START Record extracts

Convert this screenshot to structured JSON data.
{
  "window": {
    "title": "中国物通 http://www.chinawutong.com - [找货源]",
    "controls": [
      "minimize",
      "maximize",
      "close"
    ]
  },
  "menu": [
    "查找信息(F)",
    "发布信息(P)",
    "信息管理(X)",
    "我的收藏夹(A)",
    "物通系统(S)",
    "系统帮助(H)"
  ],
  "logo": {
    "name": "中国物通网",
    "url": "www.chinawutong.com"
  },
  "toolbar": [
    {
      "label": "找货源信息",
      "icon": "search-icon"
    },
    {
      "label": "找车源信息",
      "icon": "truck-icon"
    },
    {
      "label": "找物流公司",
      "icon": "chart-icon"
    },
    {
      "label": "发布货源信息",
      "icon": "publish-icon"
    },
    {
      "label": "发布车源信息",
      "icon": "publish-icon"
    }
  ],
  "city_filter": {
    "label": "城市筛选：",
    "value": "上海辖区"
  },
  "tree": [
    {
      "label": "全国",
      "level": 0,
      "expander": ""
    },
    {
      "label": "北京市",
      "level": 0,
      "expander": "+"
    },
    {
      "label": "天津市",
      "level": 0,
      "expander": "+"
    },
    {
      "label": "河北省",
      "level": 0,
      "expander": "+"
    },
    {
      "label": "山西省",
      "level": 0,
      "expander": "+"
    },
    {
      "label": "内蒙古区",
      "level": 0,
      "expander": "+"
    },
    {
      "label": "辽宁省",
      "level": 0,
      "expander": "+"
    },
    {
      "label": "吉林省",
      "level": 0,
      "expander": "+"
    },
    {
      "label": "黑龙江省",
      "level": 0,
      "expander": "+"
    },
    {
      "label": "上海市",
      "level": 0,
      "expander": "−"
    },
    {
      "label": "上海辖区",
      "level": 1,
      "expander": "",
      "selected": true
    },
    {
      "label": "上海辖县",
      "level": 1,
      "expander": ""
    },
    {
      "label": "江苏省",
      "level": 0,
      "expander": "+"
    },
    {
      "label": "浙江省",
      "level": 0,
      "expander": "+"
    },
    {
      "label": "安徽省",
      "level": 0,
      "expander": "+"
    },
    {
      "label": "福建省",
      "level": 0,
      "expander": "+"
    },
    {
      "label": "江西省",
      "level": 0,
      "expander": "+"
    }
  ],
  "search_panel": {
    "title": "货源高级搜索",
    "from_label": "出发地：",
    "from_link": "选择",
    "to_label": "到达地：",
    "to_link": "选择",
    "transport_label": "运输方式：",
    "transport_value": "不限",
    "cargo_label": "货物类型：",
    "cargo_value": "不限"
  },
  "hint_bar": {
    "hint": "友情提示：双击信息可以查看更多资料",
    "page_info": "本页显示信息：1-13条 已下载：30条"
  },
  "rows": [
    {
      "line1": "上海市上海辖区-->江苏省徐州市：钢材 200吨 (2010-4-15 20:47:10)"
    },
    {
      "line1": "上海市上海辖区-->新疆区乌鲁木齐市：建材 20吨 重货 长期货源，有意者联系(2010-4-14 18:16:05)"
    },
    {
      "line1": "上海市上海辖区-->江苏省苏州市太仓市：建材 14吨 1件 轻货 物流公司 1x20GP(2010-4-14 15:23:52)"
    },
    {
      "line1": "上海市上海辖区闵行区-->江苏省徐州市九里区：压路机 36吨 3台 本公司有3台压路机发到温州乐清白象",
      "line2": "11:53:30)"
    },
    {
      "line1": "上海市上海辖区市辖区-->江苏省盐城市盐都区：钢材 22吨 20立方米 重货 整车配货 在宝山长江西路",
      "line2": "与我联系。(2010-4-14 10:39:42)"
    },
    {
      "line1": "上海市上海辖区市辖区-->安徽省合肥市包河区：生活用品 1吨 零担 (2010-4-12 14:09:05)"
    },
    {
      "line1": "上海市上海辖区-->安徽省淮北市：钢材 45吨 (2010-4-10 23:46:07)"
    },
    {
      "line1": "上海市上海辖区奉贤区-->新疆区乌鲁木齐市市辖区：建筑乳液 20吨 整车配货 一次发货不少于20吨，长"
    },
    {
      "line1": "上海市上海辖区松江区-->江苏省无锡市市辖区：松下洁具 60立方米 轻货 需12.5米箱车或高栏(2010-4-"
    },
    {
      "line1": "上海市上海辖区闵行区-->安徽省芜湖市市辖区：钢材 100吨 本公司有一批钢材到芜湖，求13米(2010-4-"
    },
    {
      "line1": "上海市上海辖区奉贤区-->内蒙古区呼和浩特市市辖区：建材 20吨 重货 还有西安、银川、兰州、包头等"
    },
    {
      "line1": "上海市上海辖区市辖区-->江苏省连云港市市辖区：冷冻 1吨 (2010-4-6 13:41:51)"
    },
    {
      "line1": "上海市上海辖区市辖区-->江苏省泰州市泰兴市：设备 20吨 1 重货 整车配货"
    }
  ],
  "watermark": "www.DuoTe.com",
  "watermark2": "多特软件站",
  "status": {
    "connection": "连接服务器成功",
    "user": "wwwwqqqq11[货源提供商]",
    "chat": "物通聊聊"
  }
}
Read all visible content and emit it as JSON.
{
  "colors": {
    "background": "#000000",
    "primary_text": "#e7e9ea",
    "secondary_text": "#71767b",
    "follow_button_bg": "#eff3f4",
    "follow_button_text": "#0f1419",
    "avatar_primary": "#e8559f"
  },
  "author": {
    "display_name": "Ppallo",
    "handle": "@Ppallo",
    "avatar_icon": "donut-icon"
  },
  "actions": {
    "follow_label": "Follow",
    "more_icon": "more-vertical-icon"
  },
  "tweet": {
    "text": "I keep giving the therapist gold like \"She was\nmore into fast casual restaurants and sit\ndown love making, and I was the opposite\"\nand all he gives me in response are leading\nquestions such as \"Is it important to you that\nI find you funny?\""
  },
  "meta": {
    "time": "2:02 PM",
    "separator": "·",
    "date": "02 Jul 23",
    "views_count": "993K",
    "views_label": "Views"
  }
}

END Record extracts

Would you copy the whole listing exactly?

Convert this screenshot to structured JSON data.
{
  "window": {
    "title": "中国物通 http://www.chinawutong.com - [找货源]",
    "controls": [
      "minimize",
      "maximize",
      "close"
    ]
  },
  "menu": [
    "查找信息(F)",
    "发布信息(P)",
    "信息管理(X)",
    "我的收藏夹(A)",
    "物通系统(S)",
    "系统帮助(H)"
  ],
  "logo": {
    "name": "中国物通网",
    "url": "www.chinawutong.com"
  },
  "toolbar": [
    {
      "label": "找货源信息",
      "icon": "search-icon"
    },
    {
      "label": "找车源信息",
      "icon": "truck-icon"
    },
    {
      "label": "找物流公司",
      "icon": "chart-icon"
    },
    {
      "label": "发布货源信息",
      "icon": "publish-icon"
    },
    {
      "label": "发布车源信息",
      "icon": "publish-icon"
    }
  ],
  "city_filter": {
    "label": "城市筛选：",
    "value": "上海辖区"
  },
  "tree": [
    {
      "label": "全国",
      "level": 0,
      "expander": ""
    },
    {
      "label": "北京市",
      "level": 0,
      "expander": "+"
    },
    {
      "label": "天津市",
      "level": 0,
      "expander": "+"
    },
    {
      "label": "河北省",
      "level": 0,
      "expander": "+"
    },
    {
      "label": "山西省",
      "level": 0,
      "expander": "+"
    },
    {
      "label": "内蒙古区",
      "level": 0,
      "expander": "+"
    },
    {
      "label": "辽宁省",
      "level": 0,
      "expander": "+"
    },
    {
      "label": "吉林省",
      "level": 0,
      "expander": "+"
    },
    {
      "label": "黑龙江省",
      "level": 0,
      "expander": "+"
    },
    {
      "label": "上海市",
      "level": 0,
      "expander": "−"
    },
    {
      "label": "上海辖区",
      "level": 1,
      "expander": "",
      "selected": true
    },
    {
      "label": "上海辖县",
      "level": 1,
      "expander": ""
    },
    {
      "label": "江苏省",
      "level": 0,
      "expander": "+"
    },
    {
      "label": "浙江省",
      "level": 0,
      "expander": "+"
    },
    {
      "label": "安徽省",
      "level": 0,
      "expander": "+"
    },
    {
      "label": "福建省",
      "level": 0,
      "expander": "+"
    },
    {
      "label": "江西省",
      "level": 0,
      "expander": "+"
    }
  ],
  "search_panel": {
    "title": "货源高级搜索",
    "from_label": "出发地：",
    "from_link": "选择",
    "to_label": "到达地：",
    "to_link": "选择",
    "transport_label": "运输方式：",
    "transport_value": "不限",
    "cargo_label": "货物类型：",
    "cargo_value": "不限"
  },
  "hint_bar": {
    "hint": "友情提示：双击信息可以查看更多资料",
    "page_info": "本页显示信息：1-13条 已下载：30条"
  },
  "rows": [
    {
      "line1": "上海市上海辖区-->江苏省徐州市：钢材 200吨 (2010-4-15 20:47:10)"
    },
    {
      "line1": "上海市上海辖区-->新疆区乌鲁木齐市：建材 20吨 重货 长期货源，有意者联系(2010-4-14 18:16:05)"
    },
    {
      "line1": "上海市上海辖区-->江苏省苏州市太仓市：建材 14吨 1件 轻货 物流公司 1x20GP(2010-4-14 15:23:52)"
    },
    {
      "line1": "上海市上海辖区闵行区-->江苏省徐州市九里区：压路机 36吨 3台 本公司有3台压路机发到温州乐清白象",
      "line2": "11:53:30)"
    },
    {
      "line1": "上海市上海辖区市辖区-->江苏省盐城市盐都区：钢材 22吨 20立方米 重货 整车配货 在宝山长江西路",
      "line2": "与我联系。(2010-4-14 10:39:42)"
    },
    {
      "line1": "上海市上海辖区市辖区-->安徽省合肥市包河区：生活用品 1吨 零担 (2010-4-12 14:09:05)"
    },
    {
      "line1": "上海市上海辖区-->安徽省淮北市：钢材 45吨 (2010-4-10 23:46:07)"
    },
    {
      "line1": "上海市上海辖区奉贤区-->新疆区乌鲁木齐市市辖区：建筑乳液 20吨 整车配货 一次发货不少于20吨，长"
    },
    {
      "line1": "上海市上海辖区松江区-->江苏省无锡市市辖区：松下洁具 60立方米 轻货 需12.5米箱车或高栏(2010-4-"
    },
    {
      "line1": "上海市上海辖区闵行区-->安徽省芜湖市市辖区：钢材 100吨 本公司有一批钢材到芜湖，求13米(2010-4-"
    },
    {
      "line1": "上海市上海辖区奉贤区-->内蒙古区呼和浩特市市辖区：建材 20吨 重货 还有西安、银川、兰州、包头等"
    },
    {
      "line1": "上海市上海辖区市辖区-->江苏省连云港市市辖区：冷冻 1吨 (2010-4-6 13:41:51)"
    },
    {
      "line1": "上海市上海辖区市辖区-->江苏省泰州市泰兴市：设备 20吨 1 重货 整车配货"
    }
  ],
  "watermark": "www.DuoTe.com",
  "watermark2": "多特软件站",
  "status": {
    "connection": "连接服务器成功",
    "user": "wwwwqqqq11[货源提供商]",
    "chat": "物通聊聊"
  }
}
Read all visible content and emit it as JSON.
{
  "colors": {
    "background": "#000000",
    "primary_text": "#e7e9ea",
    "secondary_text": "#71767b",
    "follow_button_bg": "#eff3f4",
    "follow_button_text": "#0f1419",
    "avatar_primary": "#e8559f"
  },
  "author": {
    "display_name": "Ppallo",
    "handle": "@Ppallo",
    "avatar_icon": "donut-icon"
  },
  "actions": {
    "follow_label": "Follow",
    "more_icon": "more-vertical-icon"
  },
  "tweet": {
    "text": "I keep giving the therapist gold like \"She was\nmore into fast casual restaurants and sit\ndown love making, and I was the opposite\"\nand all he gives me in response are leading\nquestions such as \"Is it important to you that\nI find you funny?\""
  },
  "meta": {
    "time": "2:02 PM",
    "separator": "·",
    "date": "02 Jul 23",
    "views_count": "993K",
    "views_label": "Views"
  }
}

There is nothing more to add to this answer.